All that non-resident Woodstockers knew was that a strong west wind would sweep YTP’s ice clear of snow, clear back to its swampy beginnings a mile to the East. So throughout our childhoods the ice skating was dreamlike. Bonfires often burned through the night to keep the ice-fishers warm. Among the many locals who drove out on the pond in January, Roger Shultis dragged his son Lonnie and a gaggle of pals at thrilling speeds on a long rope behind his Jeep. One of those boys, by the name of Mike Reynolds, would grow up to become Woodstock’s Highway Superintendent.
Eventually it was Reynolds who received desperate calls from Pond Road residents; it was Reynolds who sent out “a few of the guys,” to clear a streamlet the beavers invariably jammed with debris, and it was Reynolds who first took the heat when the old world met the new.
Over the last century New York City’s Department of Environmental Protection [DEP], has become watchdog over one of the largest sources of New York City’s drinking water: The Ashokan Reservoir and its watershed. Indeed the DEP owns or controls vast lands as well as hundreds of streams, rivers, ponds and lakes including more than half of YTP (acquired from the Weissman family in the 1990s.) DEP territory begins at the island and proceeds east, containing roughly a hundred acres of water. Add that to its 750 or so acres of surrounding watershed and the result is the 851 acres known as the “Yankeetown Pond Unit.” But it is the front 24 acres recently conveyed to Erin Moran which is where most “outsiders” get onto YTP — that 24 acres being the obvious hotspot inspiring this inquiry.

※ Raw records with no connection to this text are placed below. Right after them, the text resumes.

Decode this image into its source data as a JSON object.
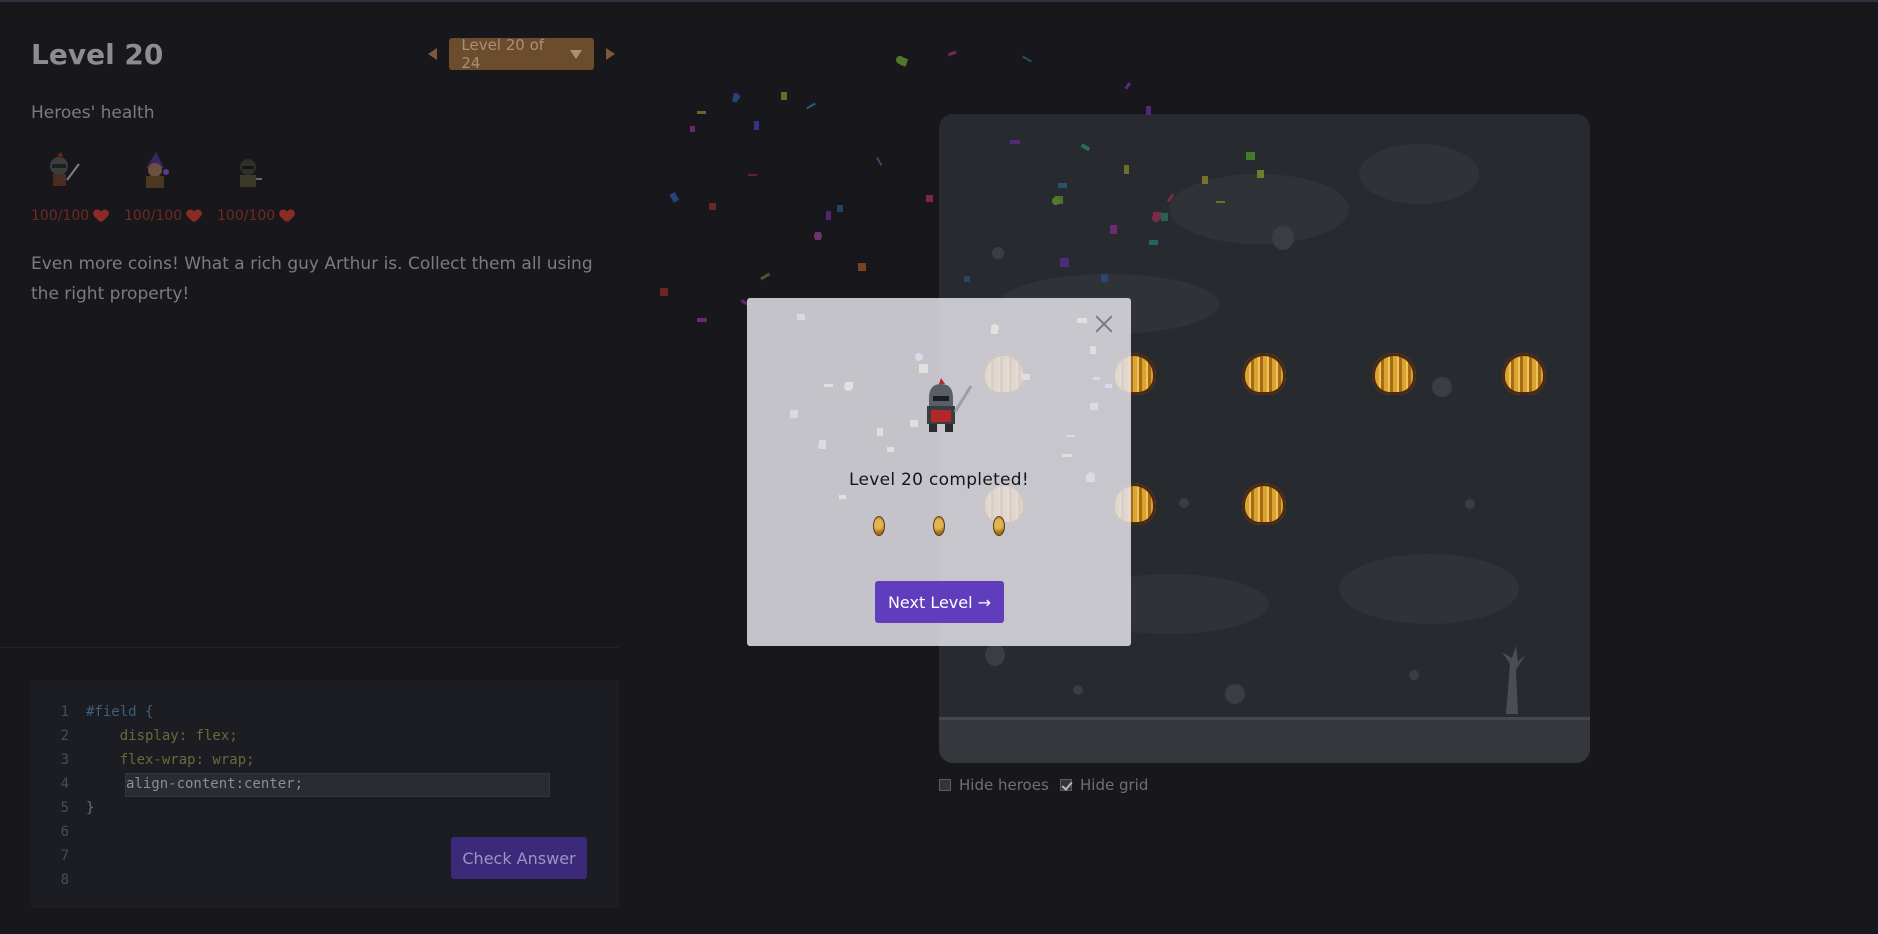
{
  "level": {
    "title": "Level 20",
    "selector_label": "Level 20 of 24"
  },
  "health": {
    "label": "Heroes' health",
    "heroes": [
      {
        "name": "knight",
        "hp": "100/100"
      },
      {
        "name": "wizard",
        "hp": "100/100"
      },
      {
        "name": "rogue",
        "hp": "100/100"
      }
    ]
  },
  "description": "Even more coins! What a rich guy Arthur is. Collect them all using the right property!",
  "editor": {
    "lines": [
      {
        "num": "1",
        "code": "#field {"
      },
      {
        "num": "2",
        "code": "    display: flex;"
      },
      {
        "num": "3",
        "code": "    flex-wrap: wrap;"
      },
      {
        "num": "4",
        "code": ""
      },
      {
        "num": "5",
        "code": "}"
      },
      {
        "num": "6",
        "code": ""
      },
      {
        "num": "7",
        "code": ""
      },
      {
        "num": "8",
        "code": ""
      }
    ],
    "input_value": "align-content:center;",
    "check_button": "Check Answer"
  },
  "field_options": {
    "hide_heroes_label": "Hide heroes",
    "hide_heroes_checked": false,
    "hide_grid_label": "Hide grid",
    "hide_grid_checked": true
  },
  "modal": {
    "title": "Level 20 completed!",
    "next_button": "Next Level →",
    "coins_earned": 3
  },
  "colors": {
    "accent_purple": "#5f3dbd",
    "level_select": "#6b4c2d",
    "health_red": "#8a2c25"
  }
}
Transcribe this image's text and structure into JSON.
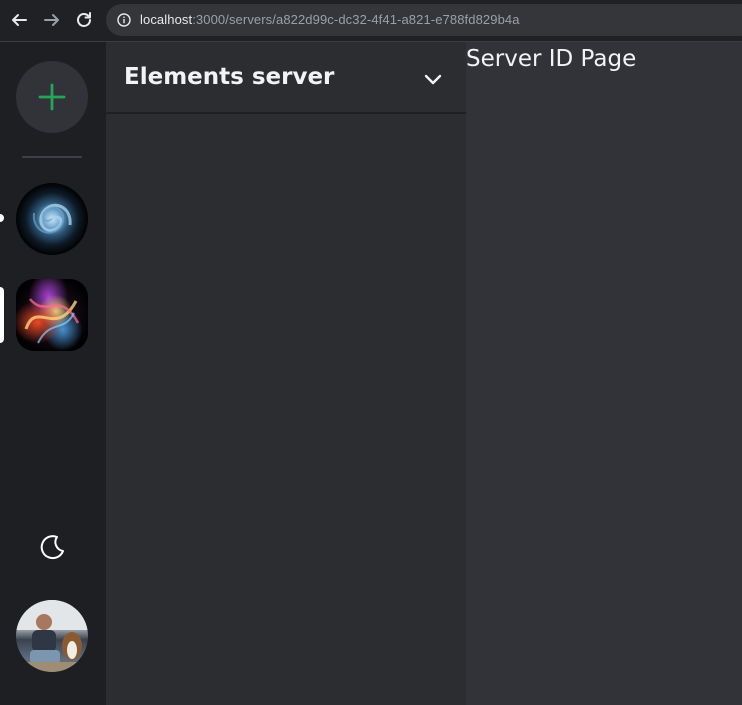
{
  "browser": {
    "url_host": "localhost",
    "url_path": ":3000/servers/a822d99c-dc32-4f41-a821-e788fd829b4a",
    "icons": [
      "back-arrow-icon",
      "forward-arrow-icon",
      "reload-icon",
      "info-icon"
    ]
  },
  "server_rail": {
    "add_server_icon": "plus-icon",
    "accent": "#23a55a",
    "servers": [
      {
        "name": "server-1",
        "icon": "galaxy-image",
        "indicator": "unread-dot"
      },
      {
        "name": "server-2",
        "icon": "abstract-art-image",
        "indicator": "active-pill",
        "active": true
      }
    ],
    "theme_toggle_icon": "moon-icon",
    "user_avatar": "user-avatar-photo"
  },
  "channel_panel": {
    "server_name": "Elements server",
    "dropdown_icon": "chevron-down-icon"
  },
  "main": {
    "title": "Server ID Page"
  }
}
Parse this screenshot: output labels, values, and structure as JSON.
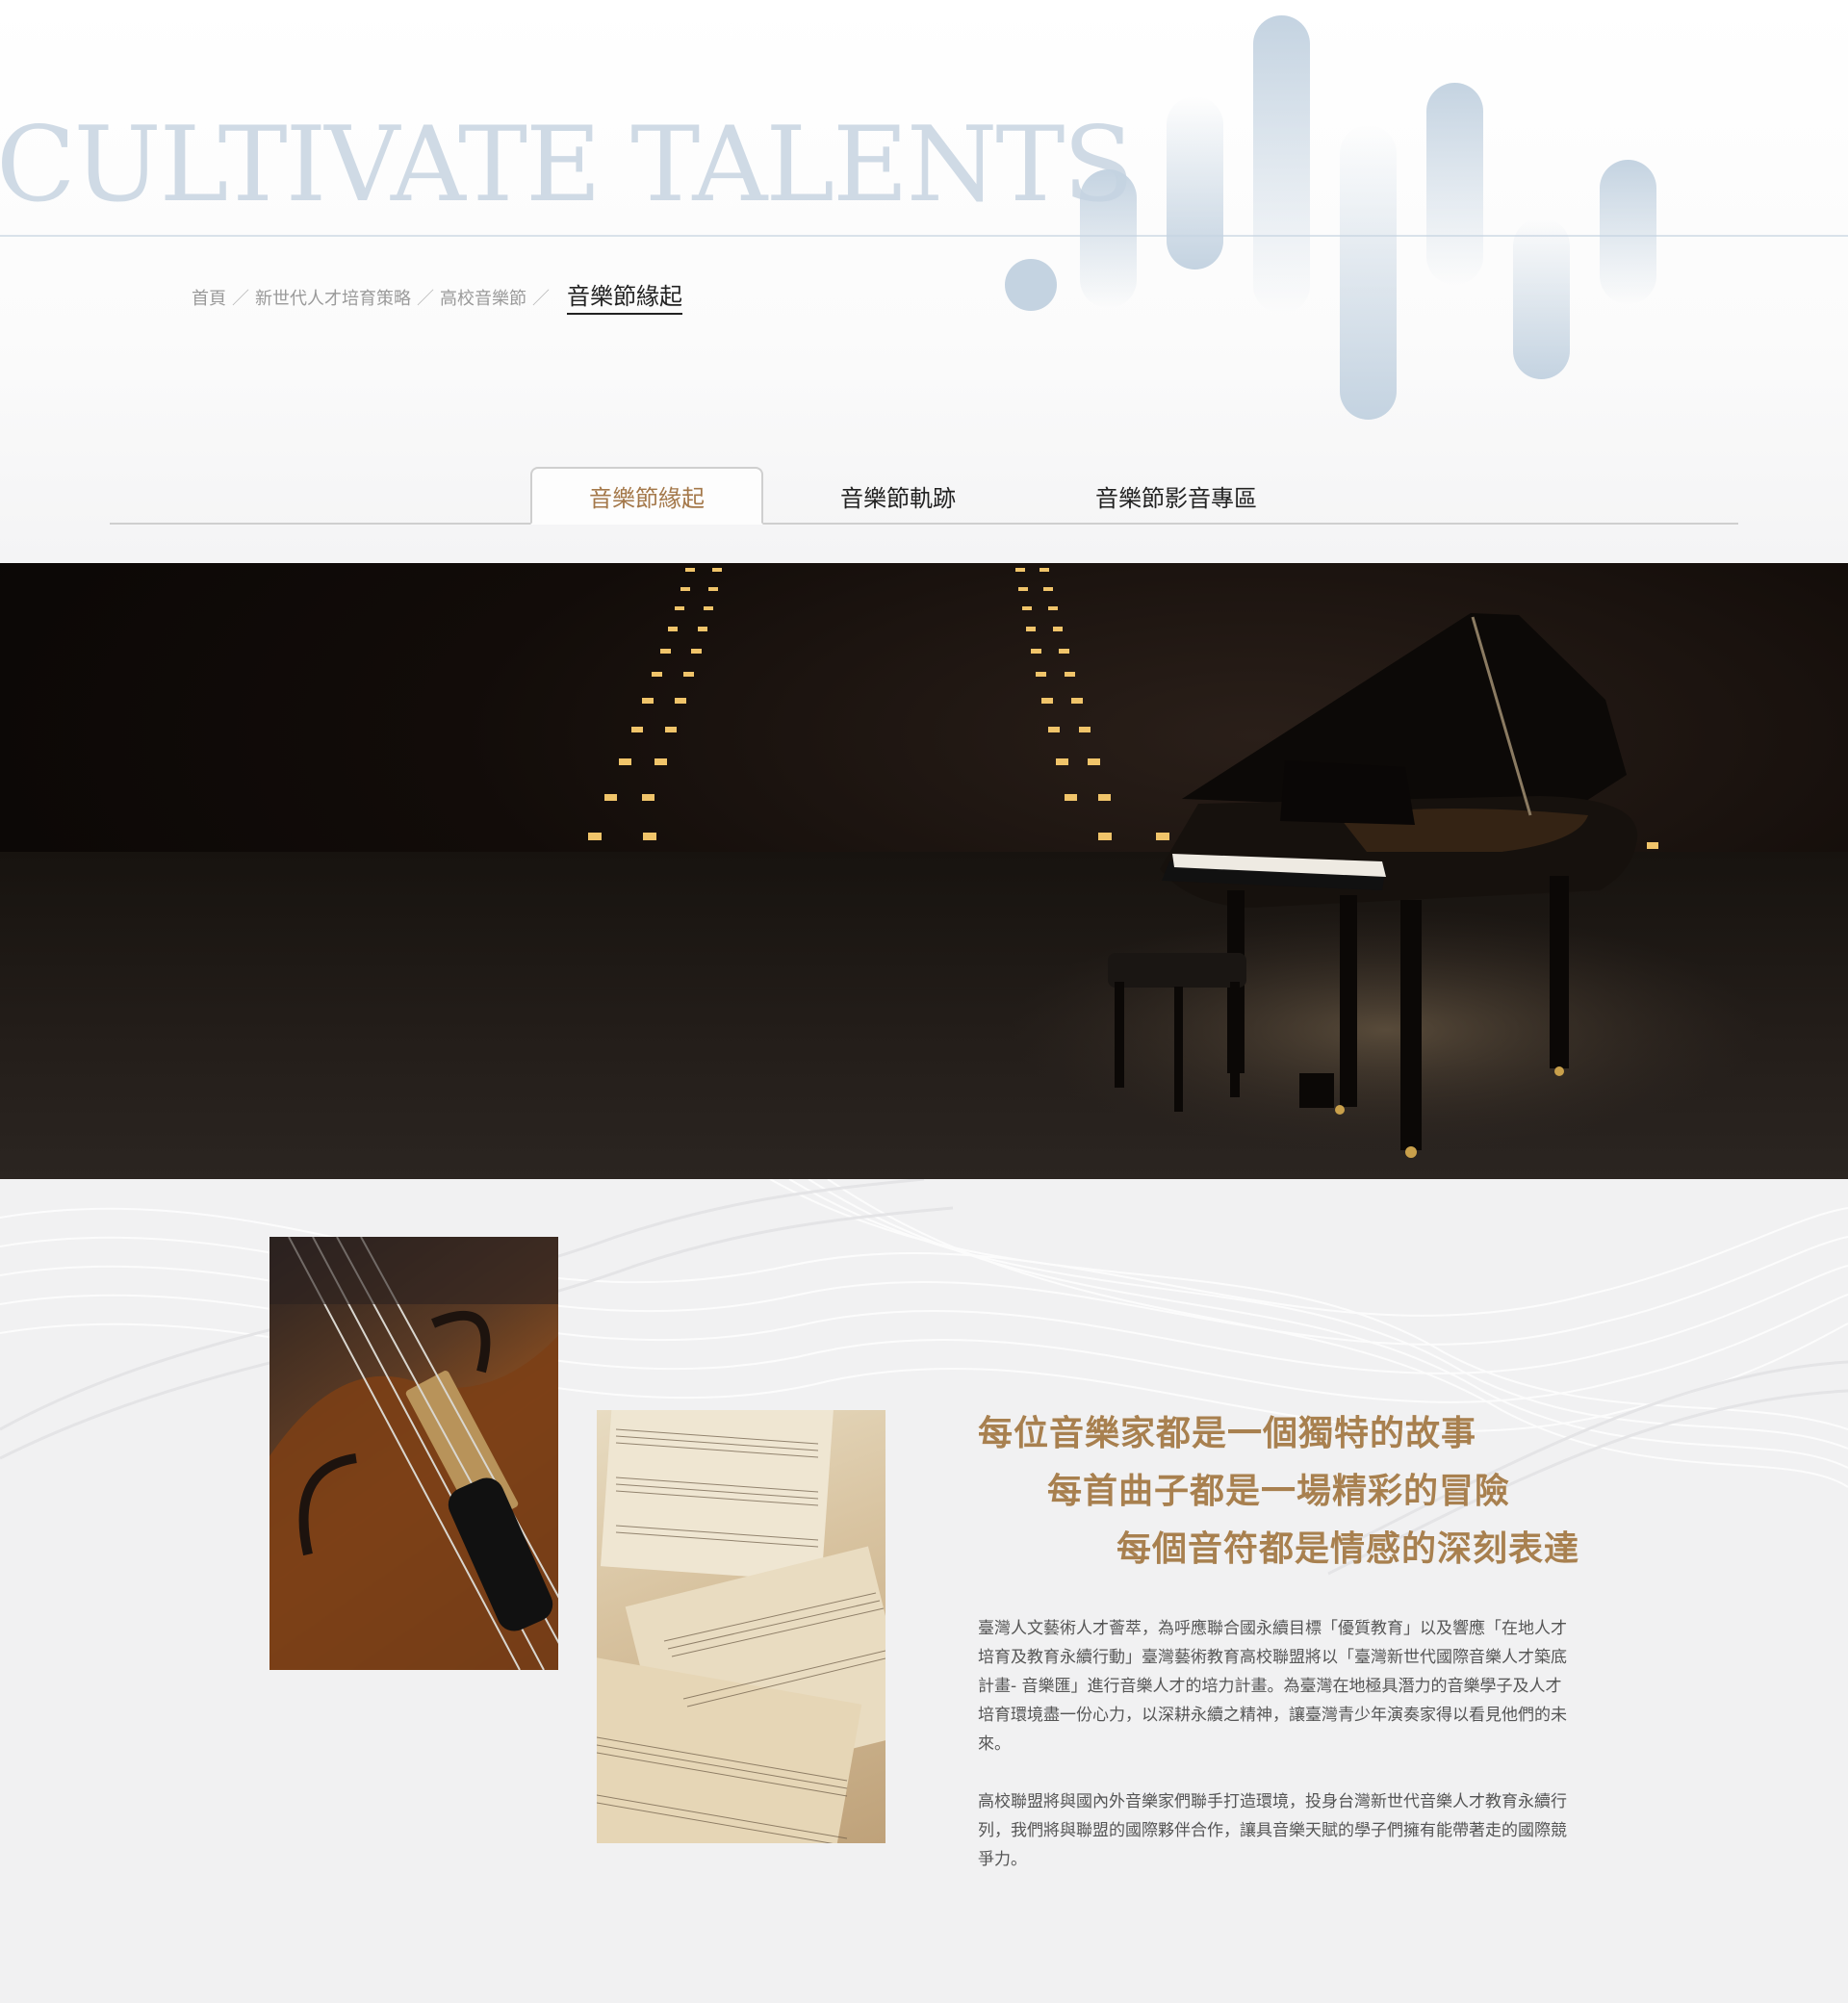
{
  "hero": {
    "title": "CULTIVATE TALENTS"
  },
  "breadcrumb": {
    "items": [
      "首頁",
      "新世代人才培育策略",
      "高校音樂節"
    ],
    "separator": "／",
    "current": "音樂節緣起"
  },
  "tabs": [
    {
      "label": "音樂節緣起",
      "active": true
    },
    {
      "label": "音樂節軌跡",
      "active": false
    },
    {
      "label": "音樂節影音專區",
      "active": false
    }
  ],
  "content": {
    "headlines": [
      "每位音樂家都是一個獨特的故事",
      "每首曲子都是一場精彩的冒險",
      "每個音符都是情感的深刻表達"
    ],
    "paragraphs": [
      "臺灣人文藝術人才薈萃，為呼應聯合國永續目標「優質教育」以及響應「在地人才培育及教育永續行動」臺灣藝術教育高校聯盟將以「臺灣新世代國際音樂人才築底計畫- 音樂匯」進行音樂人才的培力計畫。為臺灣在地極具潛力的音樂學子及人才培育環境盡一份心力，以深耕永續之精神，讓臺灣青少年演奏家得以看見他們的未來。",
      "高校聯盟將與國內外音樂家們聯手打造環境，投身台灣新世代音樂人才教育永續行列，我們將與聯盟的國際夥伴合作，讓具音樂天賦的學子們擁有能帶著走的國際競爭力。"
    ]
  },
  "colors": {
    "accent": "#a4784a",
    "headline": "#a8804f",
    "wave": "#c4d3e1",
    "title": "#cfdae5"
  }
}
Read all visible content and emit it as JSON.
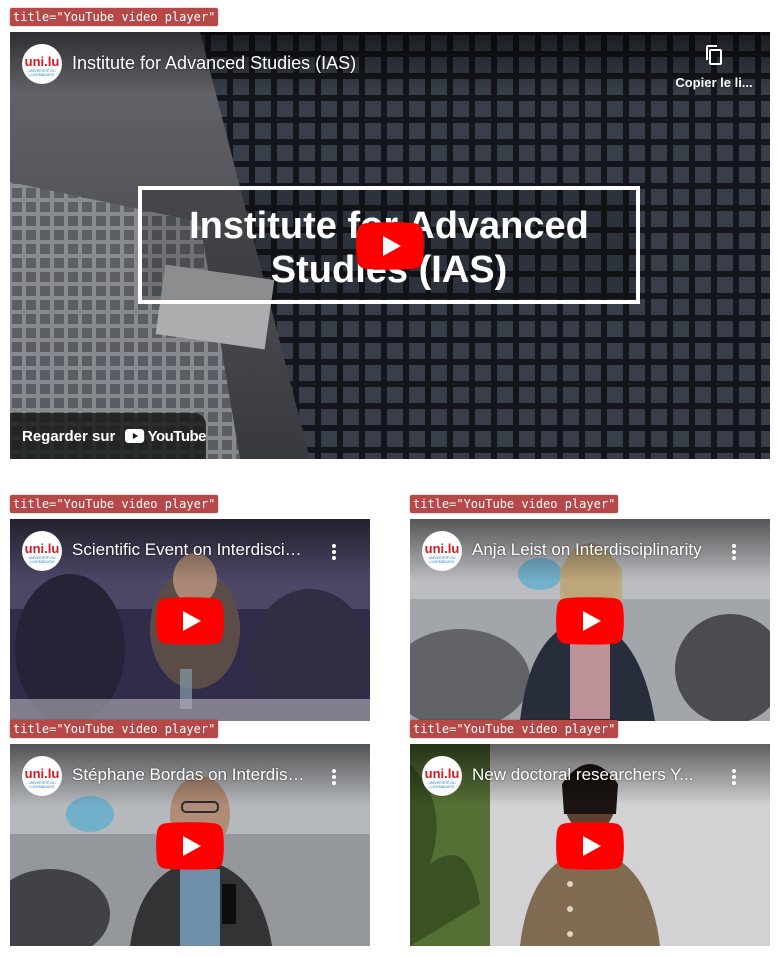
{
  "embeds": [
    {
      "tag": "title=\"YouTube video player\"",
      "title": "Institute for Advanced Studies (IAS)",
      "overlay_title_line1": "Institute for Advanced",
      "overlay_title_line2": "Studies (IAS)",
      "copy_link_label": "Copier le li...",
      "watch_label": "Regarder sur",
      "youtube_wordmark": "YouTube"
    },
    {
      "tag": "title=\"YouTube video player\"",
      "title": "Scientific Event on Interdisciplinarity"
    },
    {
      "tag": "title=\"YouTube video player\"",
      "title": "Anja Leist on Interdisciplinarity"
    },
    {
      "tag": "title=\"YouTube video player\"",
      "title": "Stéphane Bordas on Interdisciplinarity"
    },
    {
      "tag": "title=\"YouTube video player\"",
      "title": "New doctoral researchers Y..."
    }
  ],
  "channel_logo": {
    "text": "uni.lu",
    "subtext_1": "UNIVERSITÉ DU",
    "subtext_2": "LUXEMBOURG"
  },
  "colors": {
    "youtube_red": "#ff0000",
    "tag_background": "#b64848",
    "uni_red": "#d7191f",
    "uni_blue": "#1d7fc1"
  },
  "icons": [
    "play-icon",
    "copy-link-icon",
    "more-options-icon",
    "youtube-logo-icon",
    "channel-avatar-icon"
  ]
}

In 2015, Mike Reynolds’ crew misunderstood his instructions to clear the riverlet flooding Pond Road, and instead removed eighteen inches of the main beaver dam. Downstream at Wilson State Park the DEC happened to be testing for bacteria. Tracing the sudden influx of filthy water back to the efforts of the Woodstock Highway Department at YTP, Mike Reynolds was slapped with fines (eventually dropped). So began the yearly permit taken out by the Town of Woodstock to clear the beaver’s clogged riverlet, while leaving the main dam alone. Over the years this “debris removal” has been undertaken by 42-year Pond Road resident Steve Morris — he being one of the 29 who thought they owned Yankeetown Pond.